To be honest, my first encounter with Zen Master Seung Sahn did not convince me of much. My idea that the right teacher will immediately cast a spell on me did not come true. So I kept checking him, his teaching, his speech and his actions for years. In that case, my checking meant to compare the teacher with my idea of perfection. Disillusioned that I could ever learn from him the one truth, I asked him one day if he could recommend a book that would show me the truth, or if he knew where I could go to learn it. Zen Master Seung Sahn only shook his head while making a clicking sound with his tongue: an obvious sign of disapproval. His reaction left me feeling ashamed. From that point on my focus shifted slowly into silent meditation in order to look for the truth in my mind, rather than from outside.

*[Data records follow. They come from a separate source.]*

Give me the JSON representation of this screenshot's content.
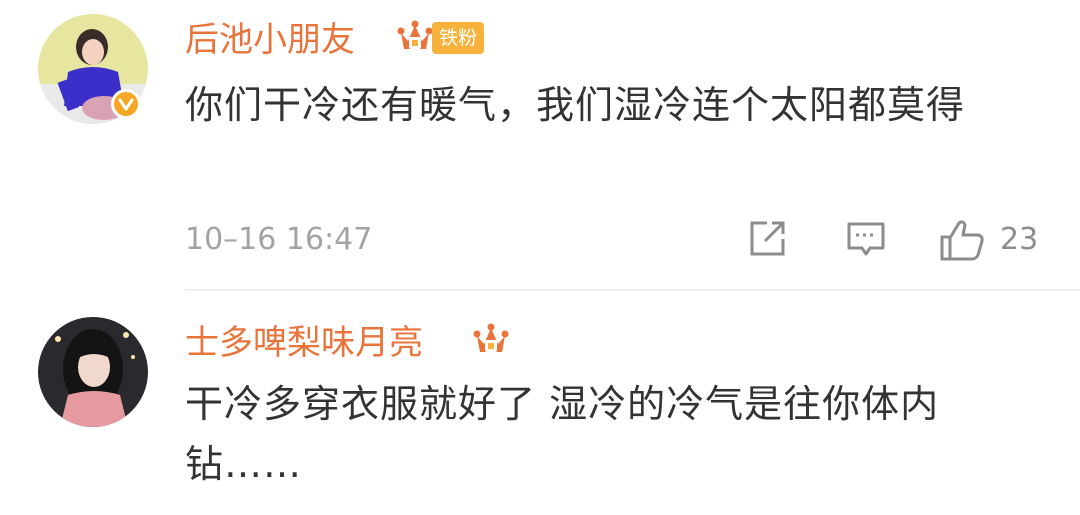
{
  "comments": [
    {
      "username": "后池小朋友",
      "fan_badge": "铁粉",
      "text": "你们干冷还有暖气，我们湿冷连个太阳都莫得",
      "time": "10–16 16:47",
      "likes": "23"
    },
    {
      "username": "士多啤梨味月亮",
      "text": "干冷多穿衣服就好了 湿冷的冷气是往你体内钻……"
    }
  ],
  "icons": {
    "crown": "crown-icon",
    "share": "share-icon",
    "reply": "reply-icon",
    "like": "thumbs-up-icon",
    "verified": "verified-badge-icon"
  },
  "colors": {
    "username": "#e8743b",
    "badge": "#f6b23a",
    "meta": "#a3a3a3",
    "text": "#333333"
  }
}
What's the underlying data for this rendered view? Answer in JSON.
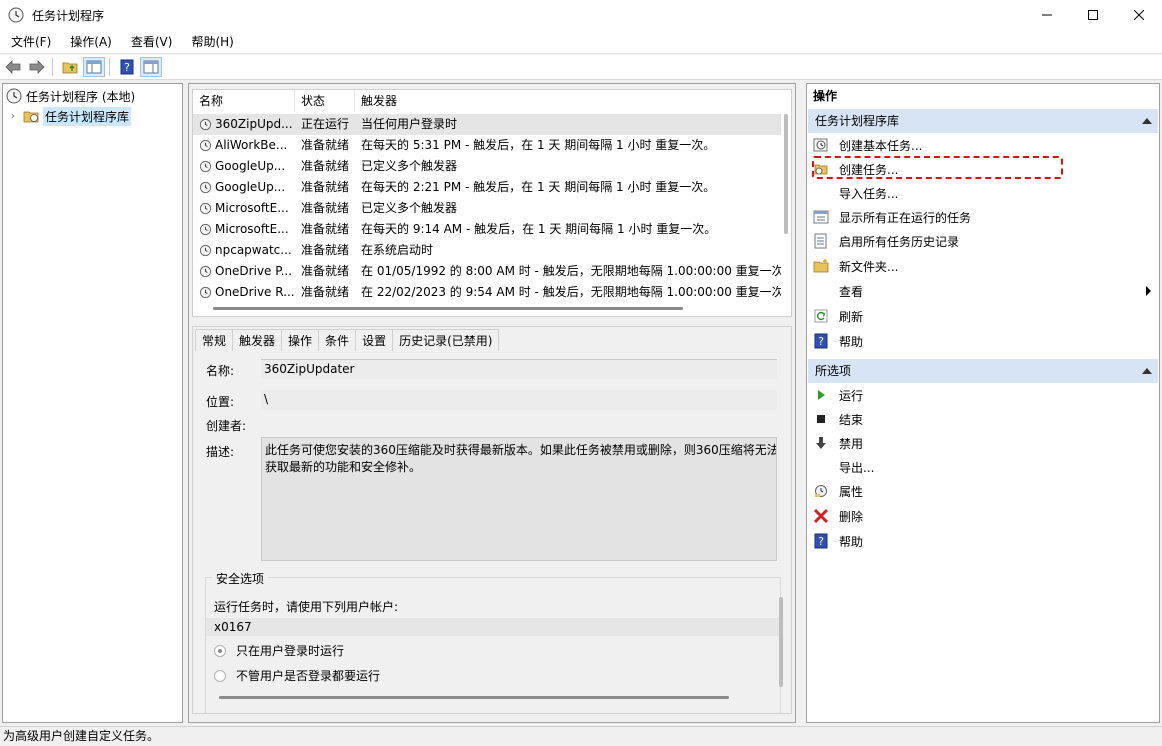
{
  "window": {
    "title": "任务计划程序"
  },
  "menu": [
    "文件(F)",
    "操作(A)",
    "查看(V)",
    "帮助(H)"
  ],
  "tree": {
    "root": "任务计划程序 (本地)",
    "library": "任务计划程序库"
  },
  "tasklist": {
    "columns": [
      "名称",
      "状态",
      "触发器"
    ],
    "rows": [
      {
        "name": "360ZipUpd...",
        "status": "正在运行",
        "trigger": "当任何用户登录时"
      },
      {
        "name": "AliWorkBe...",
        "status": "准备就绪",
        "trigger": "在每天的 5:31 PM - 触发后，在 1 天 期间每隔 1 小时 重复一次。"
      },
      {
        "name": "GoogleUp...",
        "status": "准备就绪",
        "trigger": "已定义多个触发器"
      },
      {
        "name": "GoogleUp...",
        "status": "准备就绪",
        "trigger": "在每天的 2:21 PM - 触发后，在 1 天 期间每隔 1 小时 重复一次。"
      },
      {
        "name": "MicrosoftE...",
        "status": "准备就绪",
        "trigger": "已定义多个触发器"
      },
      {
        "name": "MicrosoftE...",
        "status": "准备就绪",
        "trigger": "在每天的 9:14 AM - 触发后，在 1 天 期间每隔 1 小时 重复一次。"
      },
      {
        "name": "npcapwatc...",
        "status": "准备就绪",
        "trigger": "在系统启动时"
      },
      {
        "name": "OneDrive P...",
        "status": "准备就绪",
        "trigger": "在 01/05/1992 的 8:00 AM 时 - 触发后，无限期地每隔 1.00:00:00 重复一次。"
      },
      {
        "name": "OneDrive R...",
        "status": "准备就绪",
        "trigger": "在 22/02/2023 的 9:54 AM 时 - 触发后，无限期地每隔 1.00:00:00 重复一次。"
      }
    ]
  },
  "detail": {
    "tabs": [
      "常规",
      "触发器",
      "操作",
      "条件",
      "设置",
      "历史记录(已禁用)"
    ],
    "name_label": "名称:",
    "name_value": "360ZipUpdater",
    "location_label": "位置:",
    "location_value": "\\",
    "author_label": "创建者:",
    "desc_label": "描述:",
    "desc_line1": "此任务可使您安装的360压缩能及时获得最新版本。如果此任务被禁用或删除，则360压缩将无法",
    "desc_line2": "获取最新的功能和安全修补。",
    "security_title": "安全选项",
    "run_as_label": "运行任务时，请使用下列用户帐户:",
    "account": "x0167",
    "radio1": "只在用户登录时运行",
    "radio2": "不管用户是否登录都要运行"
  },
  "actions": {
    "header": "操作",
    "section1": "任务计划程序库",
    "items1": [
      "创建基本任务...",
      "创建任务...",
      "导入任务...",
      "显示所有正在运行的任务",
      "启用所有任务历史记录",
      "新文件夹...",
      "查看",
      "刷新",
      "帮助"
    ],
    "section2": "所选项",
    "items2": [
      "运行",
      "结束",
      "禁用",
      "导出...",
      "属性",
      "删除",
      "帮助"
    ]
  },
  "statusbar": "为高级用户创建自定义任务。",
  "colors": {
    "selection": "#cce8ff",
    "section_header": "#d6e4f5",
    "highlight": "#e01010"
  }
}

Several times during retreats, when I was suffering miserably from pain caused by my mind and body, Zen Master Seung Sahn told me, “You look good!” I remember that after hearing it each time, I would run into the bathroom to check what he possibly could have seen in me except the apparent tiredness and mental pain. Was there anything that is not affected by any kind of circumstances and stays clear all the time? If he could see it even though I could not, still there was hope and solace for me that I would see it by myself one time.
One day, upon seeing Roland and me and knowing that we had just returned from our trip to India, Zen Master Seung Sahn asked us, “How was India?” Before I could finish the sentence “There is so much suffering in . . .” he strongly said “Bullshit!” and simply walked away. It was as if I had suddenly received a strong blow on my head. I felt so hurt and upset by his saying that. My strong emotion pushed me to sit meditation intensively day and night many long hours a day for several months. Zen Master Seung Sahn’s words and actions always had a big impact on me, whether they were gentle or harsh. They worked as a compass that pushed me to one direction—don’t know. My trust in his teaching was uncompromised, despite my intermittent emotions and checking.
I had many opportunities, while I stayed in Korea for seven years, to attend the dharma talks given by Zen Master Seung Sahn in the dharma room at Hwa Gye Sa Temple every morning at 8. His health was in bad shape then. It took a long time for him to walk up all the stairs to the dharma room in the top floor of the building. And once he got there it took a long time until his breath calmed down and his sweat dried. Seeing the Zen master gasping for breath always made me sad and worried about him. I was often close to tears. Regardless of his condition and situation, he gave himself completely to teach us, nonstop. My gratitude to my teacher now leads to my commitment to follow his footsteps.
My dearest memory of my teacher is also the sweetest one. It must have been my last interaction with him, since I left Korea soon afterward.
On one sunny day on the temple grounds of Hwa Gye Sa I saw Zen Master Seung Sahn in the distance, standing in front of the big dharma hall. At that time he did not speak much due to his health. He beckoned me to him, and I almost ran there. He took out of his monk’s jacket a small candy and gave it to me with a big smile, like a father would to a small child. I thanked him silently with a deep bow. The candy was very sweet, and this sweetness has firmly merged with the memory of my teacher.